The Seventh Circuit Seeks Guidance from Delaware Supreme Court on Forfeiture-for-Competition Clauses

The United States Court of Appeals for the Seventh Circuit, based in Illinois, certified two questions for the Delaware Supreme Court on the applicability and scope of forfeiture-for-competition provisions stemming from Delaware’s recent decision in LKQ Corporation v. Robert Rutledge. The questions the Seventh Circuit certified concern the enforceability of competition clauses beyond the limited partnership context, specifically regarding their implications within employer-employee relationships. The outcome of the Delaware Supreme Court’s decision is likely to influence employer incentive programs commonly utilized for key employees.

What is a Forfeiture-for-Competition Clause?

Forfeiture-for-competition clauses are contractual stipulations often included in employment agreements. These clauses require an employee to forfeit specific benefits, such as stock options, bonuses, or other financial incentives, if they leave the company and engage in competitive activities. These provisions are designed to deter employees from violating covenants that protect employers from competition.

LKQ Corporation v. Robert Rutledge

Robert Rutledge worked for LKQ Corporation and received several restricted stock unit awards.  Rutledge was required to sign a restricted stock unit agreement and certain restrictive covenant agreements (the “Agreements”). As part of the Agreements, Rutledge agreed to a forfeiture-for-competition provision allowing LKQ to claw back the payments Rutledge received under the Agreements if he violated the covenants in the Agreement. When Rutledge left LKQ, he joined a competitor, and LKQ filed suit seeking to enforce the forfeiture-for-competition provisions in the Agreements to recover more than $600,000 Rutledge received under the Agreements.

Cantor Fitzgerald L.P. v. Ainslie

The Delaware Supreme Court’s decision in Cantor Fitzgerald L.P. v. Ainslie upheld the enforceability of forfeiture-for-competition provisions without subjecting them to a reasonableness standard. This ruling suggested a broad applicability of such provisions, irrespective of the severity of the penalties involved.
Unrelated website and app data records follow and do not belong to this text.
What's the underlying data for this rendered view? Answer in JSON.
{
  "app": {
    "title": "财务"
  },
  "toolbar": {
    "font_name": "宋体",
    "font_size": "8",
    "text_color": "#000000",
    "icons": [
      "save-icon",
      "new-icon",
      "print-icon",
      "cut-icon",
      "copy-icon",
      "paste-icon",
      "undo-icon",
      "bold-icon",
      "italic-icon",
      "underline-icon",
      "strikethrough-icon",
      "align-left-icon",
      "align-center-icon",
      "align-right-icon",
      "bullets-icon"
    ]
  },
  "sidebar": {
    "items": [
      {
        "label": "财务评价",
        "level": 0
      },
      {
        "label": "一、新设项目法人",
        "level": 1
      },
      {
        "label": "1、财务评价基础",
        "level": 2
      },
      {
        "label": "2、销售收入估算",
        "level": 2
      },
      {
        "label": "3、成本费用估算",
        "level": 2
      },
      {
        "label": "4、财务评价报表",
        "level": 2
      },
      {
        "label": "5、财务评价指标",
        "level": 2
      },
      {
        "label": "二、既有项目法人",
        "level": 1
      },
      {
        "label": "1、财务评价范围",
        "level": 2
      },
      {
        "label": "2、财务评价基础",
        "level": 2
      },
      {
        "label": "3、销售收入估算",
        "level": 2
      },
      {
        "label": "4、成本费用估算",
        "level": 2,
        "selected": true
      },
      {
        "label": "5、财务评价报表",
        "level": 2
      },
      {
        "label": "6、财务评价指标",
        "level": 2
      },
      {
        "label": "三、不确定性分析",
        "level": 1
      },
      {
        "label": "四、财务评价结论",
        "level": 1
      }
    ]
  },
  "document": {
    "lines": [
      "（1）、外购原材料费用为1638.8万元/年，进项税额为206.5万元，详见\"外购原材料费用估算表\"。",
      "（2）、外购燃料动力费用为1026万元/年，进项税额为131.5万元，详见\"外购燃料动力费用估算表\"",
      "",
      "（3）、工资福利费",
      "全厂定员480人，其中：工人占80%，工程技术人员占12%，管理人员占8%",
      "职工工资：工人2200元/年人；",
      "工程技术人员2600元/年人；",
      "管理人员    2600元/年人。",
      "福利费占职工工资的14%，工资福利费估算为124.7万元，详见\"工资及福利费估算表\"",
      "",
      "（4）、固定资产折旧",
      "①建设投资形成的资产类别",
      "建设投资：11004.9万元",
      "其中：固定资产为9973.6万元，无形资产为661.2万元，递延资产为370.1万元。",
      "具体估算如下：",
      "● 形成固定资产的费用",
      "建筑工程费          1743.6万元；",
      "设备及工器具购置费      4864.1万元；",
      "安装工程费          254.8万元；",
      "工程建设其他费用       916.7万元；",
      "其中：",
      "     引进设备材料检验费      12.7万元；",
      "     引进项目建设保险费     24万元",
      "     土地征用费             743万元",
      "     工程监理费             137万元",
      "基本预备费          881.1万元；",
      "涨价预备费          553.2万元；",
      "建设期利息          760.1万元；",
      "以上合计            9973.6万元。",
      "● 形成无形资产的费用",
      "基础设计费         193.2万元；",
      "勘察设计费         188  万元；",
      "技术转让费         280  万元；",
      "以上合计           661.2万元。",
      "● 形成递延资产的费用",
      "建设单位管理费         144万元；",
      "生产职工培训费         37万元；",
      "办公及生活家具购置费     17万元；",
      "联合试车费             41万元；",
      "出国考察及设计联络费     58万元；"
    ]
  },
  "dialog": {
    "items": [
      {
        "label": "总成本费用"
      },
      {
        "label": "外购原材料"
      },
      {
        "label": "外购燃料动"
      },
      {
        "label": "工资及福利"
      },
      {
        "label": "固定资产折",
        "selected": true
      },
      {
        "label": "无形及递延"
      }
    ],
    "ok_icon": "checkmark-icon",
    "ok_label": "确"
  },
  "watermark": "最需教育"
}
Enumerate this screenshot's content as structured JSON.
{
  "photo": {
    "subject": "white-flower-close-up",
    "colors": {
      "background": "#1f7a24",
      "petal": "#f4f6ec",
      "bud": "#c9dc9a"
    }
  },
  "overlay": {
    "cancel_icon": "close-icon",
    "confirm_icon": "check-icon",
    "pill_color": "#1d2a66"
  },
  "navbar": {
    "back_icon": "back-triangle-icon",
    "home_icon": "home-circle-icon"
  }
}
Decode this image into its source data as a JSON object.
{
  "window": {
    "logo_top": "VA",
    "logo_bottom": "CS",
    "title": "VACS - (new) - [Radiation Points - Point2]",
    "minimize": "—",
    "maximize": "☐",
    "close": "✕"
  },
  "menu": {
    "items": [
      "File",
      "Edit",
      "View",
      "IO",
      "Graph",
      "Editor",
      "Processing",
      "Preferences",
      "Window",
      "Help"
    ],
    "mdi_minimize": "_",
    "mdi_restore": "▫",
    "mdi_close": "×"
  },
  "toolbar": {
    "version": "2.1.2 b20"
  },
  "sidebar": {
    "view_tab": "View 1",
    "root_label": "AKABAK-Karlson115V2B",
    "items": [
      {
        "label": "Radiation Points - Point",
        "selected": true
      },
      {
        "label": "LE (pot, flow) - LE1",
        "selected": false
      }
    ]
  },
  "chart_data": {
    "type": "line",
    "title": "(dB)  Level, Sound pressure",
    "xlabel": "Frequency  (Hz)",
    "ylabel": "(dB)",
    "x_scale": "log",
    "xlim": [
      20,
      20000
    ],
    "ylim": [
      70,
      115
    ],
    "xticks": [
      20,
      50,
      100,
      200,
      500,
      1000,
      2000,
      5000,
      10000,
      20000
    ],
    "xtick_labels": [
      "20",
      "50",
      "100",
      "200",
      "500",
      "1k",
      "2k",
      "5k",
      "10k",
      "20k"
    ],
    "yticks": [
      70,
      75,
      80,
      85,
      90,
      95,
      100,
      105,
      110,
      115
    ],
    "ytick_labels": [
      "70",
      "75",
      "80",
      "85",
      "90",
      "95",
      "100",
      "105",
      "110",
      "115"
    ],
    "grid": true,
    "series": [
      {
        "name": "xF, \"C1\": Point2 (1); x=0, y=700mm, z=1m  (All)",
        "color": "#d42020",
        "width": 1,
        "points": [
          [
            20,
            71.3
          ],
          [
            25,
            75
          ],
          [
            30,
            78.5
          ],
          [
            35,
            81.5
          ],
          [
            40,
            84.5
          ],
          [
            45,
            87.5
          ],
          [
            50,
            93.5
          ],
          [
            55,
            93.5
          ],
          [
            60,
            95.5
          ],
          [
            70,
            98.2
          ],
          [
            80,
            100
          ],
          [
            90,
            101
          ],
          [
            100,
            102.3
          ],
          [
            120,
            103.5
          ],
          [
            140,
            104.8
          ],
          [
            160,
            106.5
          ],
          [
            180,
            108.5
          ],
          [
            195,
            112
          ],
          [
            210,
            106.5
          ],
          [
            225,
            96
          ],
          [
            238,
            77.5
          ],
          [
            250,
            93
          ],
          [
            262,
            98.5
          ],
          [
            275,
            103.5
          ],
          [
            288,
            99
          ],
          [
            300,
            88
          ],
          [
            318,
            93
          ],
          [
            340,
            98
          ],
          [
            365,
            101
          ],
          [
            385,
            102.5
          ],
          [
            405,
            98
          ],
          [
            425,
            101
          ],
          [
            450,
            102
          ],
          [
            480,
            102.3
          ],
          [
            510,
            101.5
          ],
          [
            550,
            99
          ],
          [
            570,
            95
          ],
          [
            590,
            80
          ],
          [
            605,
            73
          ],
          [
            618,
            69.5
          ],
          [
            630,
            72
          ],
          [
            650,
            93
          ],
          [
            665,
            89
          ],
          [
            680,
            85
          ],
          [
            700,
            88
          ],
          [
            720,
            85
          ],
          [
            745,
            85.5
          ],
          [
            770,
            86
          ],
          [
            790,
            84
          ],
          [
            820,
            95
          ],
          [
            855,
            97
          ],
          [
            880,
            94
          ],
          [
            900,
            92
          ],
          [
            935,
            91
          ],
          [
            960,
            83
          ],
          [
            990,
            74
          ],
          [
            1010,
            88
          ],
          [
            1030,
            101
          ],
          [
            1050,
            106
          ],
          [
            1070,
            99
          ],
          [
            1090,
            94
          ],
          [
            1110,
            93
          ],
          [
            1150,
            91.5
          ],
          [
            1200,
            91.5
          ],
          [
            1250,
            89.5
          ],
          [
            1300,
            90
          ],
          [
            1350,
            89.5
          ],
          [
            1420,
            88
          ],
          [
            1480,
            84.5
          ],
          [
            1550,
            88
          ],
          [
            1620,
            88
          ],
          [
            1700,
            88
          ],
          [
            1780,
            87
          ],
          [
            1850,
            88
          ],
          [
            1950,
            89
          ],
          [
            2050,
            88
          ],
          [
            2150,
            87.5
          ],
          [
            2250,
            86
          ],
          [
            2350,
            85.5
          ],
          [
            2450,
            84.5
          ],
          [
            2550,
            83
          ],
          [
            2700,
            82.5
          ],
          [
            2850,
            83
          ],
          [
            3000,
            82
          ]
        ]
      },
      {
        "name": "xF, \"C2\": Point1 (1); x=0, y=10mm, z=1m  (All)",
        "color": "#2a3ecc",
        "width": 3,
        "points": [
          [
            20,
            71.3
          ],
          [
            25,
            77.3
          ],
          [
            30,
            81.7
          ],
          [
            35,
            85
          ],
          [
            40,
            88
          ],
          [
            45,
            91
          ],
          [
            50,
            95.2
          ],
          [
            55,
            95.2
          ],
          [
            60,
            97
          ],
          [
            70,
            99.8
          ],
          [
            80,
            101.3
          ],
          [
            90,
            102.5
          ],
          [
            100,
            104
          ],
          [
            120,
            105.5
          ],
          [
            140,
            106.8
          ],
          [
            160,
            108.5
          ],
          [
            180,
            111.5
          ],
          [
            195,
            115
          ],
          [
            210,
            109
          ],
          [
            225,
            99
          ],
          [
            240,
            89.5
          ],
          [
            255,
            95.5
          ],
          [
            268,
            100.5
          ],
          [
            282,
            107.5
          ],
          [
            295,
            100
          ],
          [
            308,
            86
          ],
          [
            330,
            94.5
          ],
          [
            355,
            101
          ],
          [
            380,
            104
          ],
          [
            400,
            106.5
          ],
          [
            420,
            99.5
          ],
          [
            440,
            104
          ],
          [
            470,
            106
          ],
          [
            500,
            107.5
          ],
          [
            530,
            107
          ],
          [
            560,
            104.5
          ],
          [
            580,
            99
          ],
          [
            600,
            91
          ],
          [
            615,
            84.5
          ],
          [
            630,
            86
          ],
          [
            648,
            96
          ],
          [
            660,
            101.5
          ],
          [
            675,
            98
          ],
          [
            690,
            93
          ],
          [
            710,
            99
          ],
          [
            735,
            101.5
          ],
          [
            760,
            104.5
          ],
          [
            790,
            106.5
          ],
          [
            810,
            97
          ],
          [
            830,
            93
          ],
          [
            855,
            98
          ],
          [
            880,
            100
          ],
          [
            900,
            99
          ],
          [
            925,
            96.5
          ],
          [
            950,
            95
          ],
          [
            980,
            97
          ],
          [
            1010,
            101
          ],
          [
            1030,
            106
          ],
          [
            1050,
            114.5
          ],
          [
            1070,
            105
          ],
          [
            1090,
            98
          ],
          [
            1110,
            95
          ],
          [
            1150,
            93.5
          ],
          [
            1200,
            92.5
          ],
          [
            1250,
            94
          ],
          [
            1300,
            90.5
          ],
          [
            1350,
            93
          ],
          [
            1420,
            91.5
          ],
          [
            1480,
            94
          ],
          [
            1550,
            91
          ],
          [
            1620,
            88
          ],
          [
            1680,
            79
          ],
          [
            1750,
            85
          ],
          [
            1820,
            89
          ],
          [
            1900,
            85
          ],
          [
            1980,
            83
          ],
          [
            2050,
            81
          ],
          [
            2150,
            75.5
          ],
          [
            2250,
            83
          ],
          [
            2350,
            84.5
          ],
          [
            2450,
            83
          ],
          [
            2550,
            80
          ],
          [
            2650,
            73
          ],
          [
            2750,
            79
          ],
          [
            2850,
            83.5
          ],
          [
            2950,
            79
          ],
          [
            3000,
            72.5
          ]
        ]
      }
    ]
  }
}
Nevertheless, in the LKO case, the Seventh Circuit highlighted a crucial distinction: the Cantor Fitzgerald case involved a limited partnership agreement, as opposed to an employer-employee contract typically involving less sophisticated parties and subject to stricter scrutiny. This distinction prompted the Seventh Circuit to seek the Delaware Supreme Court’s input on the broader applicability of the Cantor Fitzgerald decision, leading to two pivotal questions:

  • Whether Cantor Fitzgerald precludes reviewing forfeiture-for-competition provisions for reasonableness in circumstances outside the limited partnership context?
  • If Cantor Fitzgerald does not apply in all other circumstances, what factors inform its application? For example, does it matter what type of agreement the forfeiture provision appears in, how sophisticated the parties are, whether the parties retained counsel to review the provision, whether the forfeiture involves a contingent payment or claw back, how far backward a claw back reaches, whether the employee quit or was involuntarily terminated, or whether the provision also entitled the company to injunctive relief?

Why is this Important for Employers?

The Seventh Circuit’s inquiry underscores the dynamic nature of non-compete agreements and the ongoing tension between contractual freedom and equitable employment practices. Given that many employment agreements apply Delaware law, the Delaware Supreme Court’s potential response to the certified questions could have wide-reaching implications. Employers should be prepared to adapt their agreements to align with evolving legal standards. 

For detailed insights and strategic advice on drafting restrictive covenant agreements, employers should consult Levin Ginsburg’s employment law practice group including Walker Lawrence, chair, Mitchell Chaban, and Camila Kaplunov.